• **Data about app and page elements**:
——————
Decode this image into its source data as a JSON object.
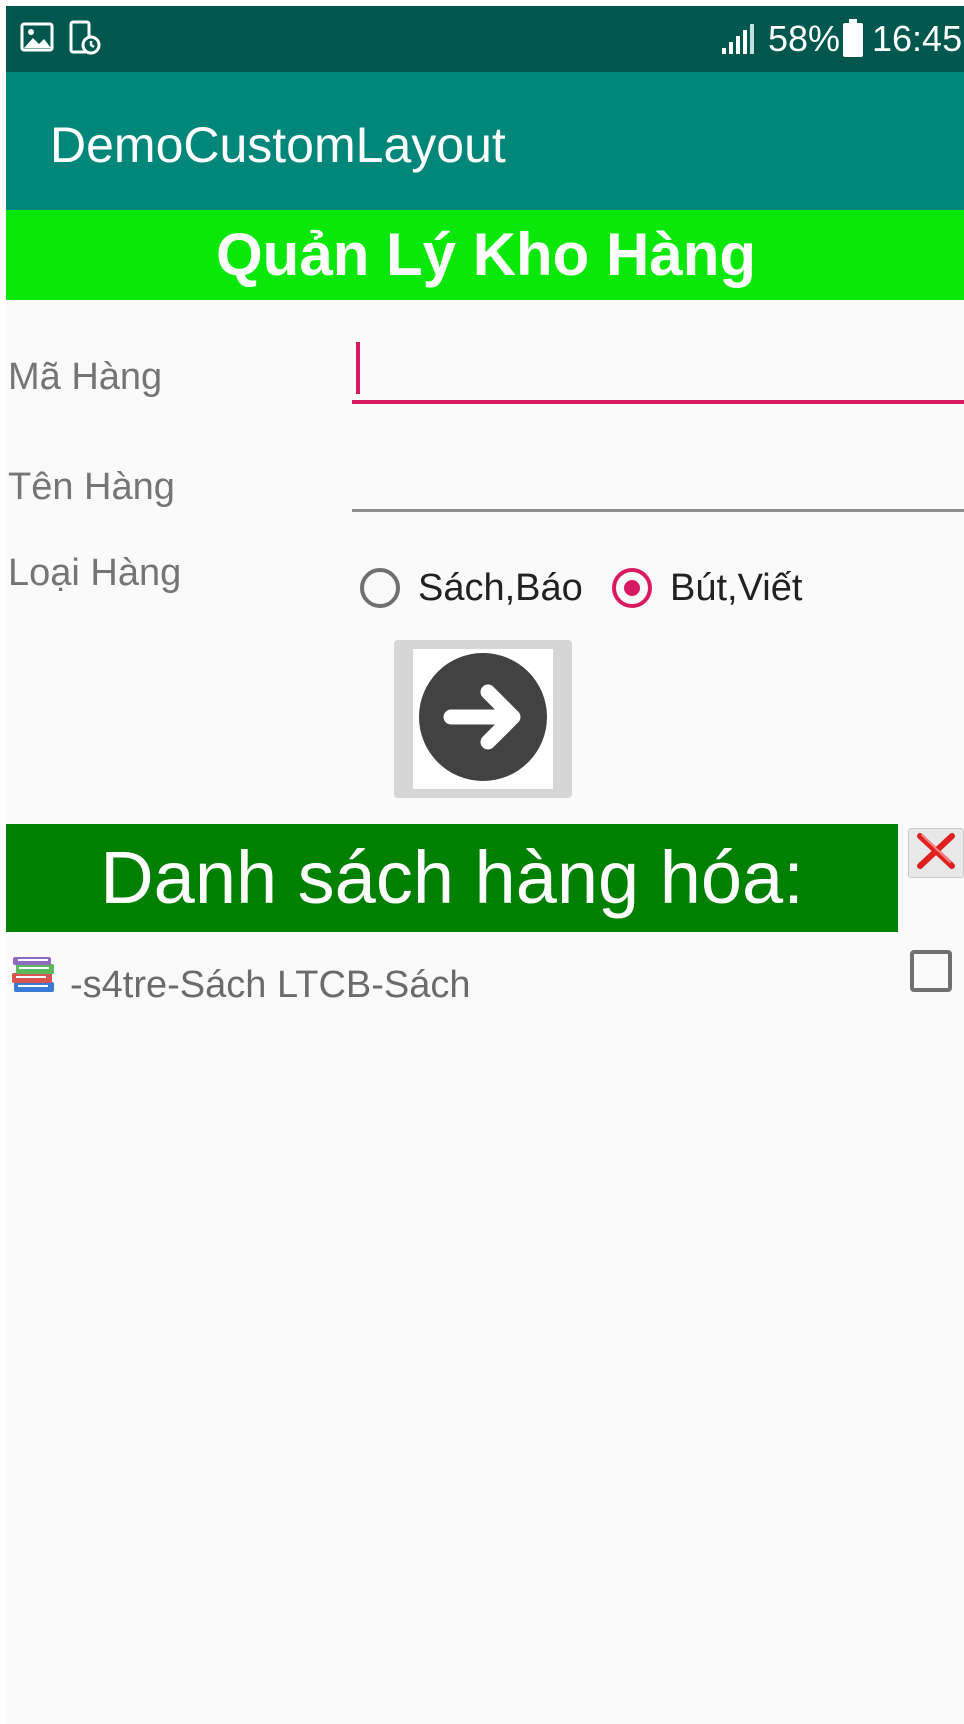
{
  "status_bar": {
    "battery_percent": "58%",
    "time": "16:45",
    "icons": [
      "image-icon",
      "screen-timer-icon",
      "signal-icon",
      "battery-icon"
    ]
  },
  "app_bar": {
    "title": "DemoCustomLayout"
  },
  "header": {
    "title": "Quản Lý Kho Hàng",
    "background": "#0ae80a"
  },
  "form": {
    "ma_hang_label": "Mã Hàng",
    "ma_hang_value": "",
    "ten_hang_label": "Tên Hàng",
    "ten_hang_value": "",
    "loai_hang_label": "Loại Hàng",
    "options": [
      {
        "label": "Sách,Báo",
        "checked": false
      },
      {
        "label": "Bút,Viết",
        "checked": true
      }
    ],
    "accent_color": "#d81b60"
  },
  "add_button": {
    "icon": "arrow-right-circle-icon"
  },
  "list": {
    "title": "Danh sách hàng hóa:",
    "background": "#008000",
    "delete_icon": "red-x-icon",
    "items": [
      {
        "icon": "books-icon",
        "text": "-s4tre-Sách LTCB-Sách",
        "checked": false
      }
    ]
  },
  "colors": {
    "status_bar": "#00574d",
    "app_bar": "#00877a"
  }
}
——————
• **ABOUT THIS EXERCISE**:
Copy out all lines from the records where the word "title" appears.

• **SOLUTION TO THIS EXERCISE**:
    "title": "DemoCustomLayout"
    "title": "Quản Lý Kho Hàng",
    "title": "Danh sách hàng hóa:",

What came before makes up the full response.